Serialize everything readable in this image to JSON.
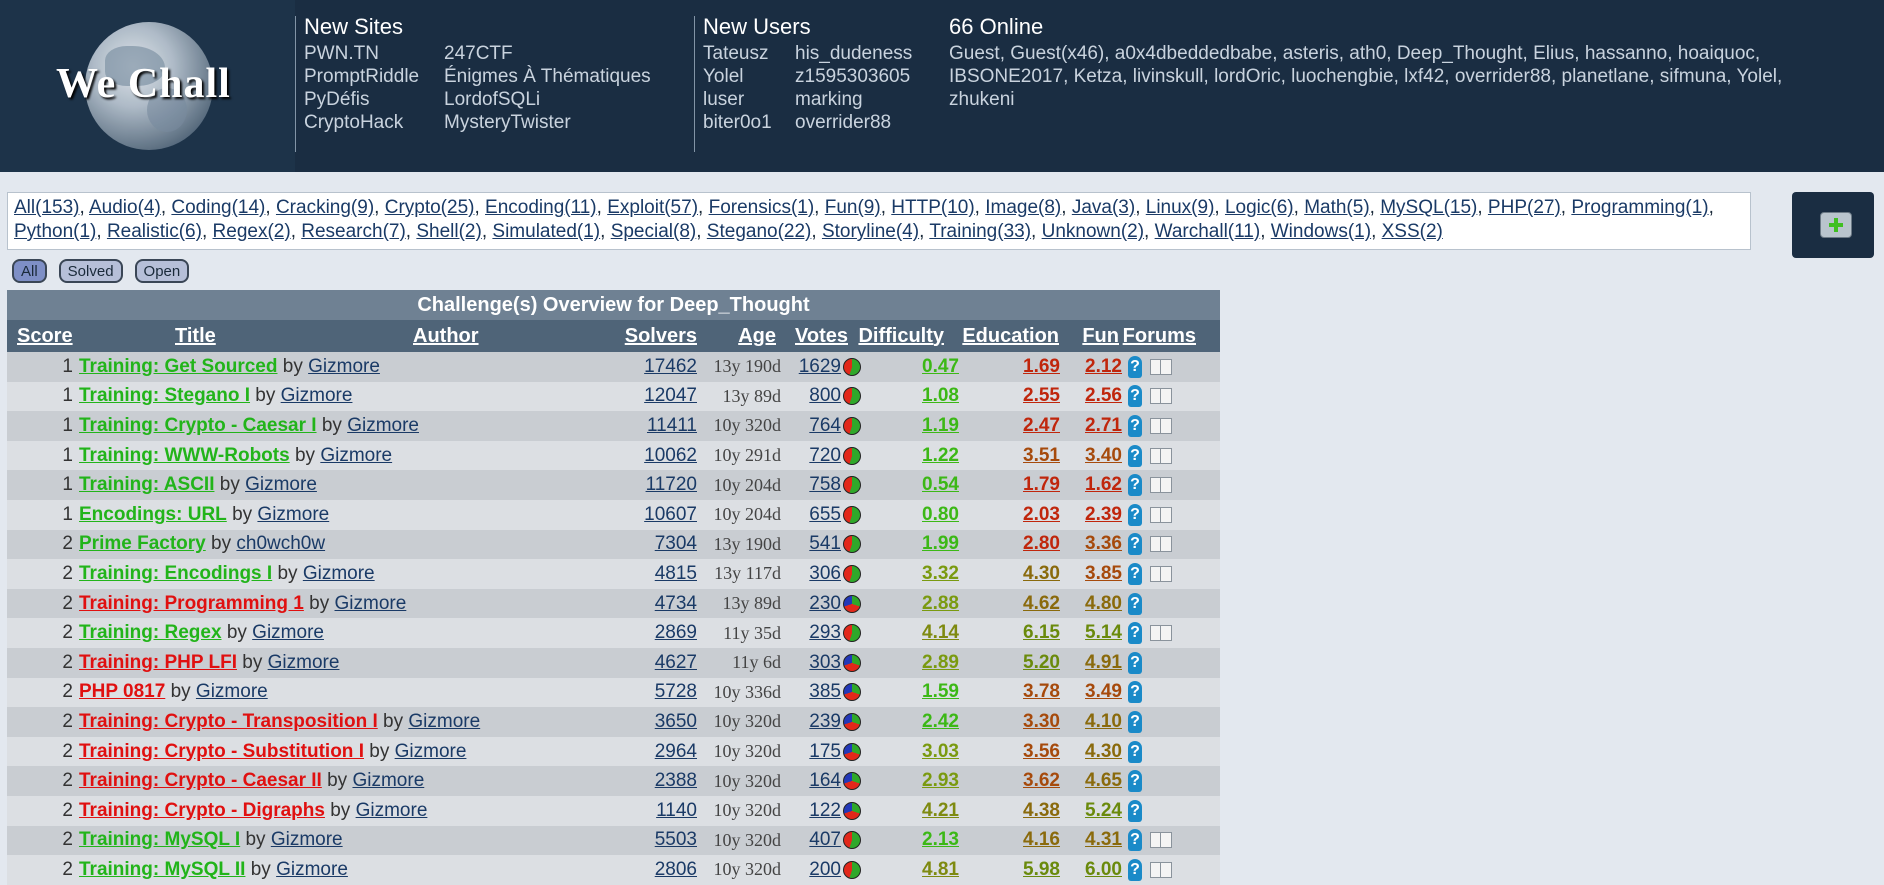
{
  "header": {
    "logo_text": "We Chall",
    "new_sites": {
      "title": "New Sites",
      "col1": [
        "PWN.TN",
        "PromptRiddle",
        "PyDéfis",
        "CryptoHack"
      ],
      "col2": [
        "247CTF",
        "Énigmes À Thématiques",
        "LordofSQLi",
        "MysteryTwister"
      ]
    },
    "new_users": {
      "title": "New Users",
      "col1": [
        "Tateusz",
        "Yolel",
        "luser",
        "biter0o1"
      ],
      "col2": [
        "his_dudeness",
        "z1595303605",
        "marking",
        "overrider88"
      ]
    },
    "online": {
      "title": "66 Online",
      "text": "Guest, Guest(x46), a0x4dbeddedbabe, asteris, ath0, Deep_Thought, Elius, hassanno, hoaiquoc, IBSONE2017, Ketza, livinskull, lordOric, luochengbie, lxf42, overrider88, planetlane, sifmuna, Yolel, zhukeni"
    }
  },
  "filters": {
    "tags": [
      "All(153)",
      "Audio(4)",
      "Coding(14)",
      "Cracking(9)",
      "Crypto(25)",
      "Encoding(11)",
      "Exploit(57)",
      "Forensics(1)",
      "Fun(9)",
      "HTTP(10)",
      "Image(8)",
      "Java(3)",
      "Linux(9)",
      "Logic(6)",
      "Math(5)",
      "MySQL(15)",
      "PHP(27)",
      "Programming(1)",
      "Python(1)",
      "Realistic(6)",
      "Regex(2)",
      "Research(7)",
      "Shell(2)",
      "Simulated(1)",
      "Special(8)",
      "Stegano(22)",
      "Storyline(4)",
      "Training(33)",
      "Unknown(2)",
      "Warchall(11)",
      "Windows(1)",
      "XSS(2)"
    ],
    "buttons": [
      "All",
      "Solved",
      "Open"
    ]
  },
  "table": {
    "caption": "Challenge(s) Overview for Deep_Thought",
    "headers": [
      "Score",
      "Title",
      "Author",
      "Solvers",
      "Age",
      "Votes",
      "Difficulty",
      "Education",
      "Fun",
      "Forums"
    ],
    "by_word": "by",
    "rows": [
      {
        "score": "1",
        "title": "Training: Get Sourced",
        "author": "Gizmore",
        "solvers": "17462",
        "age": "13y 190d",
        "votes": "1629",
        "difficulty": "0.47",
        "education": "1.69",
        "fun": "2.12",
        "solved": true,
        "forum": true
      },
      {
        "score": "1",
        "title": "Training: Stegano I",
        "author": "Gizmore",
        "solvers": "12047",
        "age": "13y 89d",
        "votes": "800",
        "difficulty": "1.08",
        "education": "2.55",
        "fun": "2.56",
        "solved": true,
        "forum": true
      },
      {
        "score": "1",
        "title": "Training: Crypto - Caesar I",
        "author": "Gizmore",
        "solvers": "11411",
        "age": "10y 320d",
        "votes": "764",
        "difficulty": "1.19",
        "education": "2.47",
        "fun": "2.71",
        "solved": true,
        "forum": true
      },
      {
        "score": "1",
        "title": "Training: WWW-Robots",
        "author": "Gizmore",
        "solvers": "10062",
        "age": "10y 291d",
        "votes": "720",
        "difficulty": "1.22",
        "education": "3.51",
        "fun": "3.40",
        "solved": true,
        "forum": true
      },
      {
        "score": "1",
        "title": "Training: ASCII",
        "author": "Gizmore",
        "solvers": "11720",
        "age": "10y 204d",
        "votes": "758",
        "difficulty": "0.54",
        "education": "1.79",
        "fun": "1.62",
        "solved": true,
        "forum": true
      },
      {
        "score": "1",
        "title": "Encodings: URL",
        "author": "Gizmore",
        "solvers": "10607",
        "age": "10y 204d",
        "votes": "655",
        "difficulty": "0.80",
        "education": "2.03",
        "fun": "2.39",
        "solved": true,
        "forum": true
      },
      {
        "score": "2",
        "title": "Prime Factory",
        "author": "ch0wch0w",
        "solvers": "7304",
        "age": "13y 190d",
        "votes": "541",
        "difficulty": "1.99",
        "education": "2.80",
        "fun": "3.36",
        "solved": true,
        "forum": true
      },
      {
        "score": "2",
        "title": "Training: Encodings I",
        "author": "Gizmore",
        "solvers": "4815",
        "age": "13y 117d",
        "votes": "306",
        "difficulty": "3.32",
        "education": "4.30",
        "fun": "3.85",
        "solved": true,
        "forum": true
      },
      {
        "score": "2",
        "title": "Training: Programming 1",
        "author": "Gizmore",
        "solvers": "4734",
        "age": "13y 89d",
        "votes": "230",
        "difficulty": "2.88",
        "education": "4.62",
        "fun": "4.80",
        "solved": false,
        "forum": false
      },
      {
        "score": "2",
        "title": "Training: Regex",
        "author": "Gizmore",
        "solvers": "2869",
        "age": "11y 35d",
        "votes": "293",
        "difficulty": "4.14",
        "education": "6.15",
        "fun": "5.14",
        "solved": true,
        "forum": true
      },
      {
        "score": "2",
        "title": "Training: PHP LFI",
        "author": "Gizmore",
        "solvers": "4627",
        "age": "11y 6d",
        "votes": "303",
        "difficulty": "2.89",
        "education": "5.20",
        "fun": "4.91",
        "solved": false,
        "forum": false
      },
      {
        "score": "2",
        "title": "PHP 0817",
        "author": "Gizmore",
        "solvers": "5728",
        "age": "10y 336d",
        "votes": "385",
        "difficulty": "1.59",
        "education": "3.78",
        "fun": "3.49",
        "solved": false,
        "forum": false
      },
      {
        "score": "2",
        "title": "Training: Crypto - Transposition I",
        "author": "Gizmore",
        "solvers": "3650",
        "age": "10y 320d",
        "votes": "239",
        "difficulty": "2.42",
        "education": "3.30",
        "fun": "4.10",
        "solved": false,
        "forum": false
      },
      {
        "score": "2",
        "title": "Training: Crypto - Substitution I",
        "author": "Gizmore",
        "solvers": "2964",
        "age": "10y 320d",
        "votes": "175",
        "difficulty": "3.03",
        "education": "3.56",
        "fun": "4.30",
        "solved": false,
        "forum": false
      },
      {
        "score": "2",
        "title": "Training: Crypto - Caesar II",
        "author": "Gizmore",
        "solvers": "2388",
        "age": "10y 320d",
        "votes": "164",
        "difficulty": "2.93",
        "education": "3.62",
        "fun": "4.65",
        "solved": false,
        "forum": false
      },
      {
        "score": "2",
        "title": "Training: Crypto - Digraphs",
        "author": "Gizmore",
        "solvers": "1140",
        "age": "10y 320d",
        "votes": "122",
        "difficulty": "4.21",
        "education": "4.38",
        "fun": "5.24",
        "solved": false,
        "forum": false
      },
      {
        "score": "2",
        "title": "Training: MySQL I",
        "author": "Gizmore",
        "solvers": "5503",
        "age": "10y 320d",
        "votes": "407",
        "difficulty": "2.13",
        "education": "4.16",
        "fun": "4.31",
        "solved": true,
        "forum": true
      },
      {
        "score": "2",
        "title": "Training: MySQL II",
        "author": "Gizmore",
        "solvers": "2806",
        "age": "10y 320d",
        "votes": "200",
        "difficulty": "4.81",
        "education": "5.98",
        "fun": "6.00",
        "solved": true,
        "forum": true
      }
    ]
  },
  "colors": {
    "solved_title": "#22b41a",
    "unsolved_title": "#e01010"
  }
}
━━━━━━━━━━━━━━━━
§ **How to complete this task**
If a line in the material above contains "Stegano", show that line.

§ **Response**
      "Stegano(22)",
        "title": "Training: Stegano I",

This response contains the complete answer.